But, really, the Academy of Motion Picture Arts & Sciences only has itself to blame. AMPAS was trying to pander to young audiences. But after last year’s kudosfest, several Hollywood power players lobbied AMPAS to do everything it could to change the awards show from top to bottom. What can’t be helped is that recent nominations have been dominated by the small independent movies at the expense of the popular studio movies. As a result, last year’s crowd-pleasers like 2007’s Transformers, The Simpsons Movie, Knocked Up, Harry Potter, The Bourne Supremacy, Spider-Man 3 and Pirates of the Caribbean 3 were barely given much air time.

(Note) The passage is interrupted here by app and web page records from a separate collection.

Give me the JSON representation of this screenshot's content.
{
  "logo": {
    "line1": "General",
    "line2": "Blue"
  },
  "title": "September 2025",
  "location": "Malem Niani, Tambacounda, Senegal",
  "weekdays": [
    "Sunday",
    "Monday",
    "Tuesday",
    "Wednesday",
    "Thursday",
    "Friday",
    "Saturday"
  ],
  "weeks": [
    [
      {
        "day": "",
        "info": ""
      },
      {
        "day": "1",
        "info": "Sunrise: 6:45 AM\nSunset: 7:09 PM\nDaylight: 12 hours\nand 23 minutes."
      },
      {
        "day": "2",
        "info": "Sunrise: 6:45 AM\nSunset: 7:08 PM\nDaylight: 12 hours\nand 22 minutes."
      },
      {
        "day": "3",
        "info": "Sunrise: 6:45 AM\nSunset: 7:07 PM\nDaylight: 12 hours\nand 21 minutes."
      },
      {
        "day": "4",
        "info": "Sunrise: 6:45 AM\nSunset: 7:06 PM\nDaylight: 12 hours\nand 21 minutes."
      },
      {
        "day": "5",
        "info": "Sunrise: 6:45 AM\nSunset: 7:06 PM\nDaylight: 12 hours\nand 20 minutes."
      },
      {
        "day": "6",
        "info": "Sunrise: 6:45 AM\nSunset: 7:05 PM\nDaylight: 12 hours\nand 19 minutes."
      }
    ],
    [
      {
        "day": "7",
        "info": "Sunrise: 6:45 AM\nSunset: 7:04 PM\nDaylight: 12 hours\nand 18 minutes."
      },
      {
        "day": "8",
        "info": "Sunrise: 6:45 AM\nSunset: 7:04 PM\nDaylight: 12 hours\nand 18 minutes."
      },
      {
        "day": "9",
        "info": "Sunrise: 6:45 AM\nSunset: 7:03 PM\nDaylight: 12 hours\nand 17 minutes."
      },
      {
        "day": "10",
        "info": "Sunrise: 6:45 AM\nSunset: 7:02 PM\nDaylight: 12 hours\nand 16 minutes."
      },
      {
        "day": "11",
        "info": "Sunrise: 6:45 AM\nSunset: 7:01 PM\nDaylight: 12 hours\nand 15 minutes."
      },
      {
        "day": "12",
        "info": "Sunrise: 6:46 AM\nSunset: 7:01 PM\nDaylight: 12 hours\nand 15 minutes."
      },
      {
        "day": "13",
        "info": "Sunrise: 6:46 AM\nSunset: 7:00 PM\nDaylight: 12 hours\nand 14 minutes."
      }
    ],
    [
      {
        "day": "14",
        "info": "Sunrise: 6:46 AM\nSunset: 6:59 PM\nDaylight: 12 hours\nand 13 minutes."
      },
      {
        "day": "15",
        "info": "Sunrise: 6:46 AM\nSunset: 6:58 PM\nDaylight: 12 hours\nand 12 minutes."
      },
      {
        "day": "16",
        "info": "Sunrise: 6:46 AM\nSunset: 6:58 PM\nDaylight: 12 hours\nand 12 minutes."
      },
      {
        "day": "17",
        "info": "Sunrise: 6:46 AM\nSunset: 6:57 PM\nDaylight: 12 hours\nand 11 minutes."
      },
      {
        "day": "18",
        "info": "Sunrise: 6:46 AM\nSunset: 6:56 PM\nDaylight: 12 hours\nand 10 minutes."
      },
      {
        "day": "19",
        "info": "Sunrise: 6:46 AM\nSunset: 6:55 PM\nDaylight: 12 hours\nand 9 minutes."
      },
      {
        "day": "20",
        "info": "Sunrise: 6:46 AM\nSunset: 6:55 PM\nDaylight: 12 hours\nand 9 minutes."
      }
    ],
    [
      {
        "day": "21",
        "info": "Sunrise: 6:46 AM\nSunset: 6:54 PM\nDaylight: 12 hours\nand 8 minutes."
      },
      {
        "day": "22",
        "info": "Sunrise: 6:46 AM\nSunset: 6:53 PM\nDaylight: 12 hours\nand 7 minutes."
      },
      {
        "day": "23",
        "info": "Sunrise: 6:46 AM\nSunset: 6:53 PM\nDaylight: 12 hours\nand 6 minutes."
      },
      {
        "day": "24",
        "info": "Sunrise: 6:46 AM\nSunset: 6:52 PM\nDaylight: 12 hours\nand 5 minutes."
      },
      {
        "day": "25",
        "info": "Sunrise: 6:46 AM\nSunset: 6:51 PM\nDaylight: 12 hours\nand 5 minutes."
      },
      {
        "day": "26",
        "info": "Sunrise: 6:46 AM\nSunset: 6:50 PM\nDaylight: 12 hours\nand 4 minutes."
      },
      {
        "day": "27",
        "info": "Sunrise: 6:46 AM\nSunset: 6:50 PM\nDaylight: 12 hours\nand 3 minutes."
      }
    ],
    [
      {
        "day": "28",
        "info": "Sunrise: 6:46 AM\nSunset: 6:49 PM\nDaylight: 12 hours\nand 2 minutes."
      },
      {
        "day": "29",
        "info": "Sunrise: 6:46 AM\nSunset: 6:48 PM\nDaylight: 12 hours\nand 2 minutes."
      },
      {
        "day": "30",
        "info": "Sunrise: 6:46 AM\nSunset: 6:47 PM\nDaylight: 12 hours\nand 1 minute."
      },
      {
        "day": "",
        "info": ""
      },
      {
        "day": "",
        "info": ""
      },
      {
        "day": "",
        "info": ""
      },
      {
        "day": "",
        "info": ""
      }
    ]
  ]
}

I’m told the Jackman announcement could come as soon as Tuesday but more likely after the holidays if all the i’s are dotted and t’s get crossed in time. Jackman was one of the presenters at the 2002 Academy Awards, but said he’d think twice about doing it again because “getting up there in a suit and talking for a little bit is kind of bizarre.” Also, he’s supposed to be very near-sighted with extremely blurry vision when he isn’t wearing contacts, so, reportedly, when he hosted the Tonys and even Saturday Night Live, Jackman memorized almost everything he had to say so he wouldn’t have to struggle to read. And then there’s just the terror of appearing live before Hollywood and the world. But Jackman once said about his own courage, “I’ve always felt that if you back down from a fear, the ghost of that fear never goes away. It diminishes people. So I’ve always said ‘yes’ to the thing I’m most scared about.”